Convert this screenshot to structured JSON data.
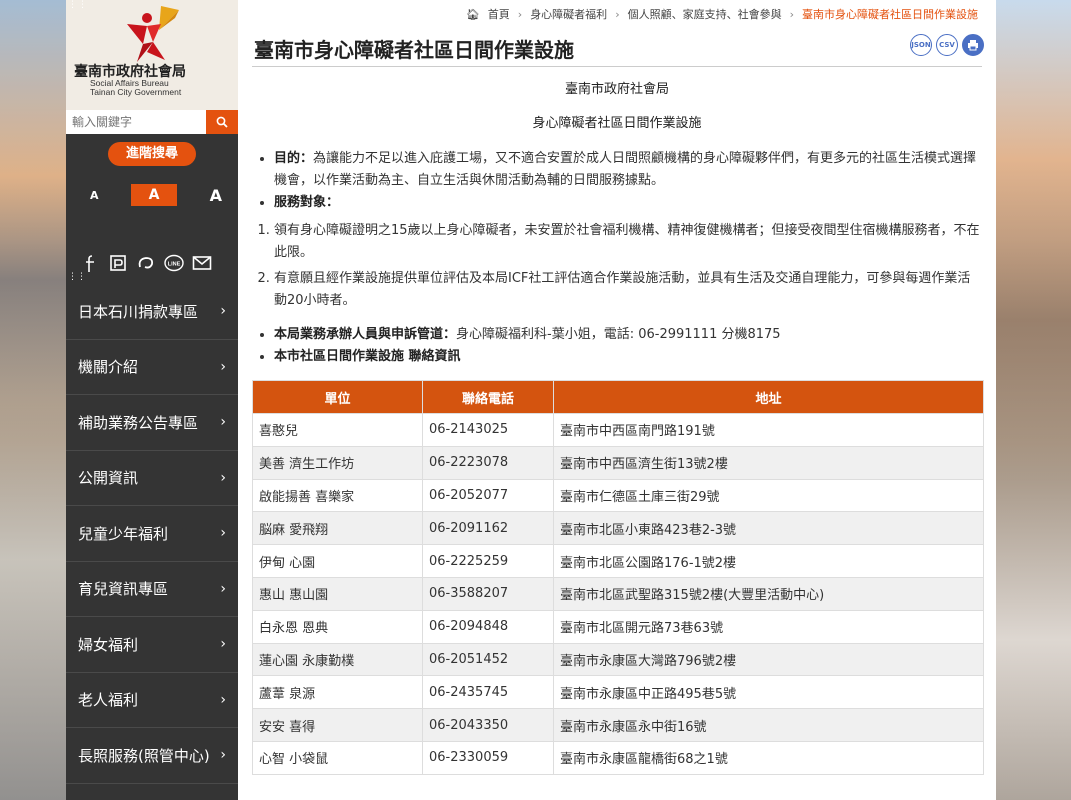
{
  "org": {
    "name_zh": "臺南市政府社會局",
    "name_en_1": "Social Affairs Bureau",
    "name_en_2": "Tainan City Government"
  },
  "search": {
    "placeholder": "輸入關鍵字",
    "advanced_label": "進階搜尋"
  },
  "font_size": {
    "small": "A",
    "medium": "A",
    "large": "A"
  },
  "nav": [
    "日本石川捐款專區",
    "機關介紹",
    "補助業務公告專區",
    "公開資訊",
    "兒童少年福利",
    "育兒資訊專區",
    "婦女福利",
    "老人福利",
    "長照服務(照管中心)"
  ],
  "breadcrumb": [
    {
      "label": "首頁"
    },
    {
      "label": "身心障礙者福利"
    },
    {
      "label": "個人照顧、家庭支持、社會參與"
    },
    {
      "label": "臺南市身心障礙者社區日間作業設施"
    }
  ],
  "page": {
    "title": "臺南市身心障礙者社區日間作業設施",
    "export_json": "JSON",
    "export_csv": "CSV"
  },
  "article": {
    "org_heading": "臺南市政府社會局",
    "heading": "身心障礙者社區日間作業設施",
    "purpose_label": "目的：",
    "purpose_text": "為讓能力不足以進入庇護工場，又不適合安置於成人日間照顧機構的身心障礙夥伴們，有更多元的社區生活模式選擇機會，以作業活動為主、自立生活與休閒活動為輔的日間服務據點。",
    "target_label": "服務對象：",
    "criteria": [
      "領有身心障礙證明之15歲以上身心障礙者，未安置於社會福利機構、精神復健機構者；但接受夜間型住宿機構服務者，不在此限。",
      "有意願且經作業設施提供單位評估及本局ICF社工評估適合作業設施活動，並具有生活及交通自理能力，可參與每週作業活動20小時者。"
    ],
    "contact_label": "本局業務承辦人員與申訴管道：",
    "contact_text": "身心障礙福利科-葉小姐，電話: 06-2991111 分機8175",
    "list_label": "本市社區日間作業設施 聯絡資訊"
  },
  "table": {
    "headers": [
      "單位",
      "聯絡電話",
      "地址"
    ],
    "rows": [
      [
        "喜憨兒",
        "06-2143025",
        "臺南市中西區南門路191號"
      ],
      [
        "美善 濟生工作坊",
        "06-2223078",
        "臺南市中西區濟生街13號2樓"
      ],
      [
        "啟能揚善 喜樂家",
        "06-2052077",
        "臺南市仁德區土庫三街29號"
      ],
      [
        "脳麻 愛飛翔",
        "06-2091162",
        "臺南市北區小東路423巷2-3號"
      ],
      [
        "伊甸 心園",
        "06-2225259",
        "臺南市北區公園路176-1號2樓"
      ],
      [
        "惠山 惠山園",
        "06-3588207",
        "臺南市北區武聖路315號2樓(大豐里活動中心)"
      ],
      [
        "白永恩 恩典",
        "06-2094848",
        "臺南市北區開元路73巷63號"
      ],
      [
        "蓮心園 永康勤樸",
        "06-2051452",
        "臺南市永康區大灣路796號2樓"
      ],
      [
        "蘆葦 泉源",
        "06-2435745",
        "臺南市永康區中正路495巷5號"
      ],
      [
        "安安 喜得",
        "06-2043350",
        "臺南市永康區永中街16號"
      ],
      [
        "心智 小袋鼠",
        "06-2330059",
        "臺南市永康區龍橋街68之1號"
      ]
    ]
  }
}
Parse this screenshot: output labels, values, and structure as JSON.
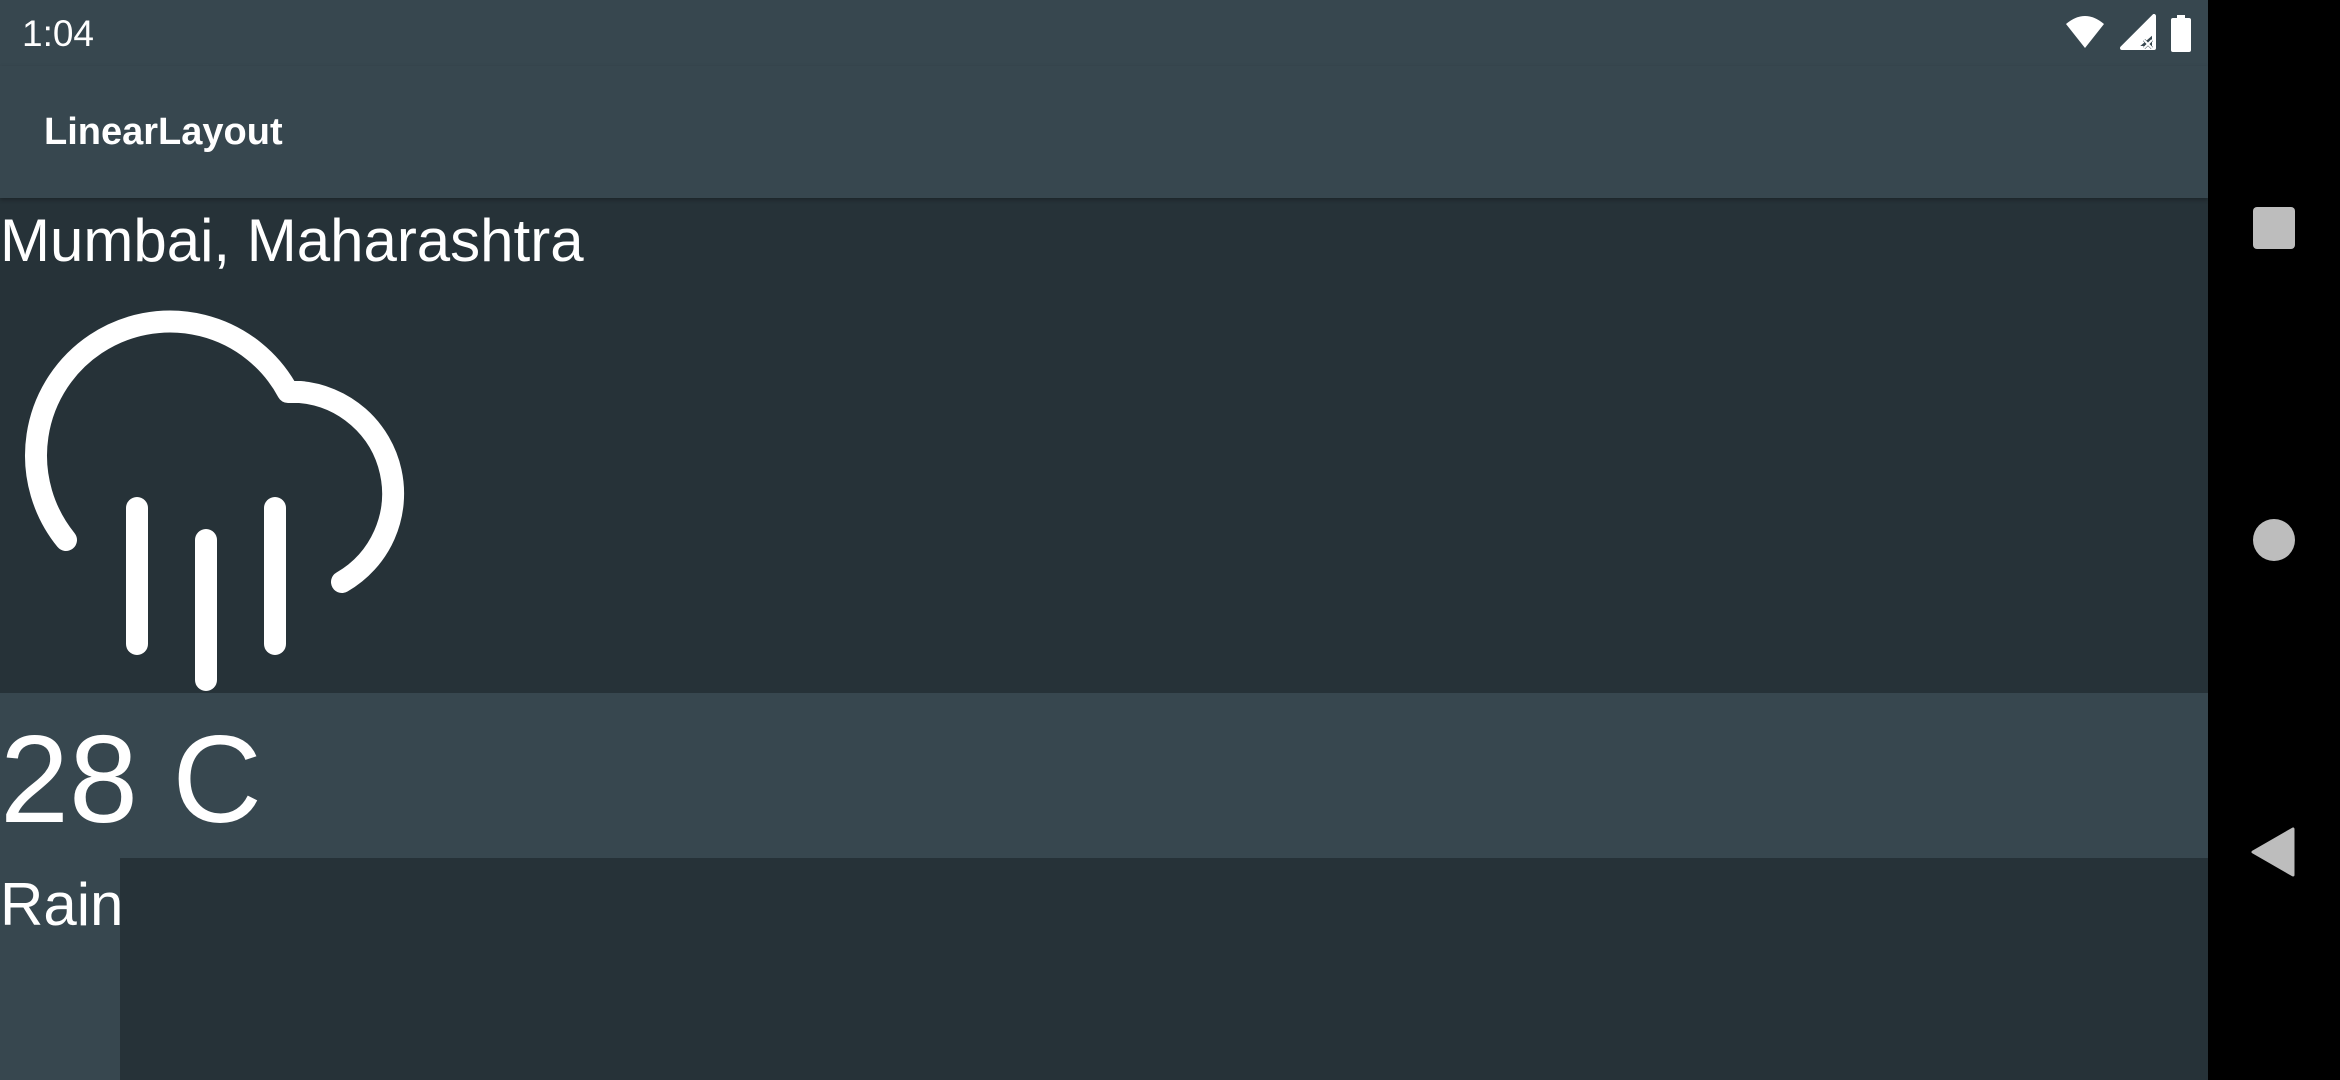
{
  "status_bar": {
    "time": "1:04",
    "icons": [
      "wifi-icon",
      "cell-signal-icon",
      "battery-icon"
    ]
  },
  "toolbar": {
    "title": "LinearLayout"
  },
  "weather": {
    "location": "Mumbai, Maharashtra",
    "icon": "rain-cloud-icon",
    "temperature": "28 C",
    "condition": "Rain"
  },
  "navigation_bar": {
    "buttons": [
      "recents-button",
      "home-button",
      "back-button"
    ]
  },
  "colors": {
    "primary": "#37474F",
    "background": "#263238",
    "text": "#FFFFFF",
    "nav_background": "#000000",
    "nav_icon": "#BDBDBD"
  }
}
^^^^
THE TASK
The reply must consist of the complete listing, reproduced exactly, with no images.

ANSWER TO THIS EXERCISE
Convert this screenshot to structured JSON data.
{
  "org": {
    "name_zh": "臺南市政府社會局",
    "name_en_1": "Social Affairs Bureau",
    "name_en_2": "Tainan City Government"
  },
  "search": {
    "placeholder": "輸入關鍵字",
    "advanced_label": "進階搜尋"
  },
  "font_size": {
    "small": "A",
    "medium": "A",
    "large": "A"
  },
  "nav": [
    "日本石川捐款專區",
    "機關介紹",
    "補助業務公告專區",
    "公開資訊",
    "兒童少年福利",
    "育兒資訊專區",
    "婦女福利",
    "老人福利",
    "長照服務(照管中心)"
  ],
  "breadcrumb": [
    {
      "label": "首頁"
    },
    {
      "label": "身心障礙者福利"
    },
    {
      "label": "個人照顧、家庭支持、社會參與"
    },
    {
      "label": "臺南市身心障礙者社區日間作業設施"
    }
  ],
  "page": {
    "title": "臺南市身心障礙者社區日間作業設施",
    "export_json": "JSON",
    "export_csv": "CSV"
  },
  "article": {
    "org_heading": "臺南市政府社會局",
    "heading": "身心障礙者社區日間作業設施",
    "purpose_label": "目的：",
    "purpose_text": "為讓能力不足以進入庇護工場，又不適合安置於成人日間照顧機構的身心障礙夥伴們，有更多元的社區生活模式選擇機會，以作業活動為主、自立生活與休閒活動為輔的日間服務據點。",
    "target_label": "服務對象：",
    "criteria": [
      "領有身心障礙證明之15歲以上身心障礙者，未安置於社會福利機構、精神復健機構者；但接受夜間型住宿機構服務者，不在此限。",
      "有意願且經作業設施提供單位評估及本局ICF社工評估適合作業設施活動，並具有生活及交通自理能力，可參與每週作業活動20小時者。"
    ],
    "contact_label": "本局業務承辦人員與申訴管道：",
    "contact_text": "身心障礙福利科-葉小姐，電話: 06-2991111 分機8175",
    "list_label": "本市社區日間作業設施 聯絡資訊"
  },
  "table": {
    "headers": [
      "單位",
      "聯絡電話",
      "地址"
    ],
    "rows": [
      [
        "喜憨兒",
        "06-2143025",
        "臺南市中西區南門路191號"
      ],
      [
        "美善 濟生工作坊",
        "06-2223078",
        "臺南市中西區濟生街13號2樓"
      ],
      [
        "啟能揚善 喜樂家",
        "06-2052077",
        "臺南市仁德區土庫三街29號"
      ],
      [
        "脳麻 愛飛翔",
        "06-2091162",
        "臺南市北區小東路423巷2-3號"
      ],
      [
        "伊甸 心園",
        "06-2225259",
        "臺南市北區公園路176-1號2樓"
      ],
      [
        "惠山 惠山園",
        "06-3588207",
        "臺南市北區武聖路315號2樓(大豐里活動中心)"
      ],
      [
        "白永恩 恩典",
        "06-2094848",
        "臺南市北區開元路73巷63號"
      ],
      [
        "蓮心園 永康勤樸",
        "06-2051452",
        "臺南市永康區大灣路796號2樓"
      ],
      [
        "蘆葦 泉源",
        "06-2435745",
        "臺南市永康區中正路495巷5號"
      ],
      [
        "安安 喜得",
        "06-2043350",
        "臺南市永康區永中街16號"
      ],
      [
        "心智 小袋鼠",
        "06-2330059",
        "臺南市永康區龍橋街68之1號"
      ]
    ]
  }
}
Parse this screenshot: output labels, values, and structure as JSON.
{
  "status_bar": {
    "time": "1:04",
    "icons": [
      "wifi-icon",
      "cell-signal-icon",
      "battery-icon"
    ]
  },
  "toolbar": {
    "title": "LinearLayout"
  },
  "weather": {
    "location": "Mumbai, Maharashtra",
    "icon": "rain-cloud-icon",
    "temperature": "28 C",
    "condition": "Rain"
  },
  "navigation_bar": {
    "buttons": [
      "recents-button",
      "home-button",
      "back-button"
    ]
  },
  "colors": {
    "primary": "#37474F",
    "background": "#263238",
    "text": "#FFFFFF",
    "nav_background": "#000000",
    "nav_icon": "#BDBDBD"
  }
}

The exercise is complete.